TASK REQUIREMENTS: What is the number of lines in the entries that include the word "metric"? Respond with the number only.

RECORDS PROVIDED:

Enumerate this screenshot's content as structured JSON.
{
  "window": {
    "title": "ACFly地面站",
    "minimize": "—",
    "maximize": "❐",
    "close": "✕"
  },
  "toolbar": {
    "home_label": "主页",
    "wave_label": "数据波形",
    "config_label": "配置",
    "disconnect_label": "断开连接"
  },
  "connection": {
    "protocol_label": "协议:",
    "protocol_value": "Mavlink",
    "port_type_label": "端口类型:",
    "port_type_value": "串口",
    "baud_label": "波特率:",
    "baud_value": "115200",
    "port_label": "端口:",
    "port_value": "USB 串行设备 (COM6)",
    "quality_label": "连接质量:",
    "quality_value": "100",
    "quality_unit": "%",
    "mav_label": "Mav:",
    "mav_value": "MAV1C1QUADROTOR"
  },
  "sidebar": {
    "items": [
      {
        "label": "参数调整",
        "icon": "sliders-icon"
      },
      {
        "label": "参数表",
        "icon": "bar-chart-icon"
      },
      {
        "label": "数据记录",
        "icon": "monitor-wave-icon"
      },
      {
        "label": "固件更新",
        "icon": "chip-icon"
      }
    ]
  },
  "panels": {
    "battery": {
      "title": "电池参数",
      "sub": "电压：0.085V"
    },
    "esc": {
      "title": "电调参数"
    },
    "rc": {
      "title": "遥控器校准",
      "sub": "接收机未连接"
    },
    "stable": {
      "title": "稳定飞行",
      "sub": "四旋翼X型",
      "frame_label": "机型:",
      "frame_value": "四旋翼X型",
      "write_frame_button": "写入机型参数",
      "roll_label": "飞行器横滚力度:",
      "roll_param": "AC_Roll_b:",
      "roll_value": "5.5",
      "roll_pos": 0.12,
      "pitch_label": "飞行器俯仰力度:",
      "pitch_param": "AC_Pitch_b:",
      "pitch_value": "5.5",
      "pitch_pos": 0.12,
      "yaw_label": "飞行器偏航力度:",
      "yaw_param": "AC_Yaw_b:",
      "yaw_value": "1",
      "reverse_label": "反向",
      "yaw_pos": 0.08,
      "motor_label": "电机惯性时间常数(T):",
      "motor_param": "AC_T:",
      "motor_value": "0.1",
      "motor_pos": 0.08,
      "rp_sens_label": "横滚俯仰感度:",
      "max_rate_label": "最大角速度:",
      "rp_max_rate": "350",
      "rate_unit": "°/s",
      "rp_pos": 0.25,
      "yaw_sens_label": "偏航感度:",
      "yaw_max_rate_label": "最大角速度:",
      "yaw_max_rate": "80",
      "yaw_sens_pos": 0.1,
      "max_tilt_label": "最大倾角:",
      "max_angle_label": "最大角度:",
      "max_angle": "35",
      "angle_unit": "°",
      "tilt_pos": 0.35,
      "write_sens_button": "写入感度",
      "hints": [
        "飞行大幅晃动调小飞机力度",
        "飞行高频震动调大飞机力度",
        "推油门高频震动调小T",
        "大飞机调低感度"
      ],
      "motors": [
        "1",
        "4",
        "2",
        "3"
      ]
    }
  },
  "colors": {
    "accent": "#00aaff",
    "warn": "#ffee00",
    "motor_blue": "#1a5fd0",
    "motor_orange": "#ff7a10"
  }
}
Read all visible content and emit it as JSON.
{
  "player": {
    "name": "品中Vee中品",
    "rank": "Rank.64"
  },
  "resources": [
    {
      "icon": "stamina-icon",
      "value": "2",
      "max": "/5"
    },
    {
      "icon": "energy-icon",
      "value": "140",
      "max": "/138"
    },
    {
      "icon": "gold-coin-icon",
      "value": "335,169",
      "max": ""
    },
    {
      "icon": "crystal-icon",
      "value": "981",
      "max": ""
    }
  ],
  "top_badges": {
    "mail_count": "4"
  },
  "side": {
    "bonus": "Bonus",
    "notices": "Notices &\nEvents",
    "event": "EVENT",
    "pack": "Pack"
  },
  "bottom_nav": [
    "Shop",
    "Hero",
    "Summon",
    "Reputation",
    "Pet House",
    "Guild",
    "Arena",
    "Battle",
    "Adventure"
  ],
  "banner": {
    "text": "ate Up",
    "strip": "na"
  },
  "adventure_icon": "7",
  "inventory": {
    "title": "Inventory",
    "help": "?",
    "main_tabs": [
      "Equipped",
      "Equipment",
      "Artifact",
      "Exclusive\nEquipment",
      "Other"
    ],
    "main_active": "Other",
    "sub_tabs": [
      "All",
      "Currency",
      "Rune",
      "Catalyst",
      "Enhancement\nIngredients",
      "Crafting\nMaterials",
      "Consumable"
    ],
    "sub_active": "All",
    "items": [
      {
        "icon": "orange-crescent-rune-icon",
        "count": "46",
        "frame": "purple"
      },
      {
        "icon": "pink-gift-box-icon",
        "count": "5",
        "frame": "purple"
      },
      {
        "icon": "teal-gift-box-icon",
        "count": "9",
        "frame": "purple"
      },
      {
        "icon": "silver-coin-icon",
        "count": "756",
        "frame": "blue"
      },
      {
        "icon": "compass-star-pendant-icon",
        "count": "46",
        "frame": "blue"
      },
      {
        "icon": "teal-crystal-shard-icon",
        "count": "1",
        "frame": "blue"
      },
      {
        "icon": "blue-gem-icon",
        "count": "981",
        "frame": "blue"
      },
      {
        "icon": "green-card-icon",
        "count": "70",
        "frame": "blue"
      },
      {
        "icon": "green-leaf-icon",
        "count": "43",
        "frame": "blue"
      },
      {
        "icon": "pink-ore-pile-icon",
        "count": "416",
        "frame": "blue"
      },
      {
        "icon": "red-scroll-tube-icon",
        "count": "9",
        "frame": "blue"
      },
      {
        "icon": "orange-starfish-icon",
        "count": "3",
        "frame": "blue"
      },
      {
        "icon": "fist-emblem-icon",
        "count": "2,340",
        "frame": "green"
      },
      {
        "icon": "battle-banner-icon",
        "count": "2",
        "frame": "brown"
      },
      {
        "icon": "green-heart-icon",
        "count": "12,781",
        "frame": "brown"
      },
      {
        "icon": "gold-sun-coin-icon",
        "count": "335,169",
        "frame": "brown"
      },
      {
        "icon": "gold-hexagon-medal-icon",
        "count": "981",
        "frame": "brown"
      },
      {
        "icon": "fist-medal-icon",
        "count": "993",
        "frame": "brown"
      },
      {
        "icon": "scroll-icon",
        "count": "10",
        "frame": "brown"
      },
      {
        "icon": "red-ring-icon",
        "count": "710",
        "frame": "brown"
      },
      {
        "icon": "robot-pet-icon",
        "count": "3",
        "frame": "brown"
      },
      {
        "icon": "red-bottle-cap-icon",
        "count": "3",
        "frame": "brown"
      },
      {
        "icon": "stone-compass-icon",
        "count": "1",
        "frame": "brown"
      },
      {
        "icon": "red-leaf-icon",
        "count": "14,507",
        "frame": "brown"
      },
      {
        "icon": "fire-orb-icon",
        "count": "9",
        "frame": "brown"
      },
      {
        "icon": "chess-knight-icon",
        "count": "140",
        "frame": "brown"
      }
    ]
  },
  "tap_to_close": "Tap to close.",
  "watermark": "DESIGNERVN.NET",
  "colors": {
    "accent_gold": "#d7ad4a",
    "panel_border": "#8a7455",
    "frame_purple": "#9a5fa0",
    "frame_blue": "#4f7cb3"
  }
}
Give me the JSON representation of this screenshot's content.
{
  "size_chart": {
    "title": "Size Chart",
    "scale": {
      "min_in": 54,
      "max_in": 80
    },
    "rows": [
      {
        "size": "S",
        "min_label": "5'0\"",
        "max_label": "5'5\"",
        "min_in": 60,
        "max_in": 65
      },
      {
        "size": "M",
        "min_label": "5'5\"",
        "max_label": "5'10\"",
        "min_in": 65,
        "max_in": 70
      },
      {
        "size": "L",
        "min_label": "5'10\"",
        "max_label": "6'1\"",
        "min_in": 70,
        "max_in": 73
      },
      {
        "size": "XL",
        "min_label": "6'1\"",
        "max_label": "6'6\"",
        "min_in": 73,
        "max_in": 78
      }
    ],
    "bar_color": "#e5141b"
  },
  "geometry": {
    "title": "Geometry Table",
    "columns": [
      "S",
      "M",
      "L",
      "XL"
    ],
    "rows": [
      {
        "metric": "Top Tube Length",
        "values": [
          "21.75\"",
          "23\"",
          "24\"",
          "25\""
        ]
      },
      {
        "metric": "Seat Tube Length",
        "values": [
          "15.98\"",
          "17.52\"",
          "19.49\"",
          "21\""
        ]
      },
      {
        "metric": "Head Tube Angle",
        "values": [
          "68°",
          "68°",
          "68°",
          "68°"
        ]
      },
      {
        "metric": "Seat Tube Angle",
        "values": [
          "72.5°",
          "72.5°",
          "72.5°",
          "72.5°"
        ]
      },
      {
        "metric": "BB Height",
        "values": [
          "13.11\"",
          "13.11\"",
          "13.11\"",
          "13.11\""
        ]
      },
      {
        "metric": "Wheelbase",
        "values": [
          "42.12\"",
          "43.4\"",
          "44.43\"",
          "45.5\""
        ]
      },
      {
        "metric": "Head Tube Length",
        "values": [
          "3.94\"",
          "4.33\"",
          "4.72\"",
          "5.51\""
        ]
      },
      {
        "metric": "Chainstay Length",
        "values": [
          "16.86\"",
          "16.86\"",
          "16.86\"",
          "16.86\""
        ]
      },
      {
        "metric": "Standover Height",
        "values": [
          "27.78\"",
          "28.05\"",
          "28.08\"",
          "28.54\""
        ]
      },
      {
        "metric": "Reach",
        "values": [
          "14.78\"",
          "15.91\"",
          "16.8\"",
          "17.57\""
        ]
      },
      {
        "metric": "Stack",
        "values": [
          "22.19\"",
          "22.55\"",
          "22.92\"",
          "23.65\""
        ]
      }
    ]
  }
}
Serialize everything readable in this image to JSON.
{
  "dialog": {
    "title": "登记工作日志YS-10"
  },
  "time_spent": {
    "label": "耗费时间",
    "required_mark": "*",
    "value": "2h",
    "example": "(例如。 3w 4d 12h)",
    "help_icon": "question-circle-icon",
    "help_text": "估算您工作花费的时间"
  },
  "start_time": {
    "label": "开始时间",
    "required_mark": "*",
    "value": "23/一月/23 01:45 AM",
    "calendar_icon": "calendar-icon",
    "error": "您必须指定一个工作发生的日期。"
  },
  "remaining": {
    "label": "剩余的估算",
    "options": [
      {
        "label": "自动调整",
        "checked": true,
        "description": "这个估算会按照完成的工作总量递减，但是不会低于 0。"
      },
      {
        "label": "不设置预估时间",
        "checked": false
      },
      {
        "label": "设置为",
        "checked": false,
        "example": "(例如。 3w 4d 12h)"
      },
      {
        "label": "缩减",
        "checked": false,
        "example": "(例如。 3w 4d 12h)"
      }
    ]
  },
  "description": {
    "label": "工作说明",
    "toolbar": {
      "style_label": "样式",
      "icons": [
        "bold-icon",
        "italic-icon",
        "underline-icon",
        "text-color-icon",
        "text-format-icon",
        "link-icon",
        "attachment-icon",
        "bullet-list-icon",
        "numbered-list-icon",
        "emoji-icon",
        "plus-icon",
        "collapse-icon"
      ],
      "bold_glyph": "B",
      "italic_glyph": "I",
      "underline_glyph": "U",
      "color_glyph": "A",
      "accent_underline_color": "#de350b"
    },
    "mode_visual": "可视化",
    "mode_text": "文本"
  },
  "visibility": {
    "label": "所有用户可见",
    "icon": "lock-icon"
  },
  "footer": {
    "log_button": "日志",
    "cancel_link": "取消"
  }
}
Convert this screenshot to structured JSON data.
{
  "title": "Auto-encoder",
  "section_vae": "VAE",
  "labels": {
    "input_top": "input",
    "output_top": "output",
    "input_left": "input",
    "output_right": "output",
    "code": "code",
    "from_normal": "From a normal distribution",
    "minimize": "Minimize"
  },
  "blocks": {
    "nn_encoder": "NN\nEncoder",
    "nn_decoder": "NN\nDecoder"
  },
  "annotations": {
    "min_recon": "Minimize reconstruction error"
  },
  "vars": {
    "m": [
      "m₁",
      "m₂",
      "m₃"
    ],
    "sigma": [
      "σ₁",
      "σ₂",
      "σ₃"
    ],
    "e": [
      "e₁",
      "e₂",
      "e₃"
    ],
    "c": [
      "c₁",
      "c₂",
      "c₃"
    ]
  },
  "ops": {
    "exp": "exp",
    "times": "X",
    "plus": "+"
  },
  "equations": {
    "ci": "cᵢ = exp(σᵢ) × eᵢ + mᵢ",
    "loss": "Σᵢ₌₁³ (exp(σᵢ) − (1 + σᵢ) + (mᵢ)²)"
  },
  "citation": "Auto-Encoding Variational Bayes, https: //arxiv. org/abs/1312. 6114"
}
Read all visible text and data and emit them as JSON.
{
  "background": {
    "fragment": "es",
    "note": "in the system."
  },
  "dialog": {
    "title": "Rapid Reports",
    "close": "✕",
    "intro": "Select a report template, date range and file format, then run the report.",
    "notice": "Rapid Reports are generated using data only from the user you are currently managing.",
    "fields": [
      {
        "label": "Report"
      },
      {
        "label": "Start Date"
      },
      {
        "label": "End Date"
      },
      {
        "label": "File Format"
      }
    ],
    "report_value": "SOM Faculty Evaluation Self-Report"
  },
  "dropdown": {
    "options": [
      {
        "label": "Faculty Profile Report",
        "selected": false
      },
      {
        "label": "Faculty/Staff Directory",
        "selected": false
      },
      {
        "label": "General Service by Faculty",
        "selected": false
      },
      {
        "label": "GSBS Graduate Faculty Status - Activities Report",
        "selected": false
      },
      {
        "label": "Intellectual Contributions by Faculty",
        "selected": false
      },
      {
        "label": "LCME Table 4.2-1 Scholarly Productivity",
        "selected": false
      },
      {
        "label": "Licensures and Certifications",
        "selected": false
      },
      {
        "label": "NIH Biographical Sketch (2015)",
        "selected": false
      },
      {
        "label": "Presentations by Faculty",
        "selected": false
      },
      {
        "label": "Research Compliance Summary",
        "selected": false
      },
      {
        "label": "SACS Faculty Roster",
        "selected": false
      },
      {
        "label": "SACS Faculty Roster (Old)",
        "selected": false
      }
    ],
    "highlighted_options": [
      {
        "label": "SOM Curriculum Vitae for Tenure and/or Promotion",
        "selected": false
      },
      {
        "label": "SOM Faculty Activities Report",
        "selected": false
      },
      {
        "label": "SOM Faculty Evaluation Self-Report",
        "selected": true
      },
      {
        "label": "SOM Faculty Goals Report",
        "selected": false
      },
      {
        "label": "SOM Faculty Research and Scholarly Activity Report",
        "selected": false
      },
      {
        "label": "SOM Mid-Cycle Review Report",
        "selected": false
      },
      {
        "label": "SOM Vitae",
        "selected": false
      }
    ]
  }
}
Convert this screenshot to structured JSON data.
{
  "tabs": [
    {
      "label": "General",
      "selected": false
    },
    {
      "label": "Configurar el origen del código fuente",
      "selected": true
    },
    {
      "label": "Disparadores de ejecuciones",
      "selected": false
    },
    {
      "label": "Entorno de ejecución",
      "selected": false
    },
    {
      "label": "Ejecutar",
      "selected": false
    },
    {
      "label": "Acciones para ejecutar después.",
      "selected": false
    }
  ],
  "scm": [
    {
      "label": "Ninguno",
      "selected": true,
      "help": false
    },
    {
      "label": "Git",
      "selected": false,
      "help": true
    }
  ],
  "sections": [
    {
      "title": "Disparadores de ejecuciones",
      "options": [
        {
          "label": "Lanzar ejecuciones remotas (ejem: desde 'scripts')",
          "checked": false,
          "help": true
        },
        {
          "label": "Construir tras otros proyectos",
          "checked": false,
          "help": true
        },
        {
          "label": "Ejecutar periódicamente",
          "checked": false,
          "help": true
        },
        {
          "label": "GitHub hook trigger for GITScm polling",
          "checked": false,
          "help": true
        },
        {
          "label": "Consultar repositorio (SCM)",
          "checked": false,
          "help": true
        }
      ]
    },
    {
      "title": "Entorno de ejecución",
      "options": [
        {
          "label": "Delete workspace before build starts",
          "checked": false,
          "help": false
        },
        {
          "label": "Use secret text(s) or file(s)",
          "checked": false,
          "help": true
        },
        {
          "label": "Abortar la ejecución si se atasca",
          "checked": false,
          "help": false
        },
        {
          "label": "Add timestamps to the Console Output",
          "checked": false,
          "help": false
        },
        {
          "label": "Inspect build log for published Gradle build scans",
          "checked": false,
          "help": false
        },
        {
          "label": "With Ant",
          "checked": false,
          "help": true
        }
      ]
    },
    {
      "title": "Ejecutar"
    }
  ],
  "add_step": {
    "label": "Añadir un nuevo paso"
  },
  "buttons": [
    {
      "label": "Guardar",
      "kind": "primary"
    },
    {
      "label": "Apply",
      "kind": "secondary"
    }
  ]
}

RESPONSE BOX: 11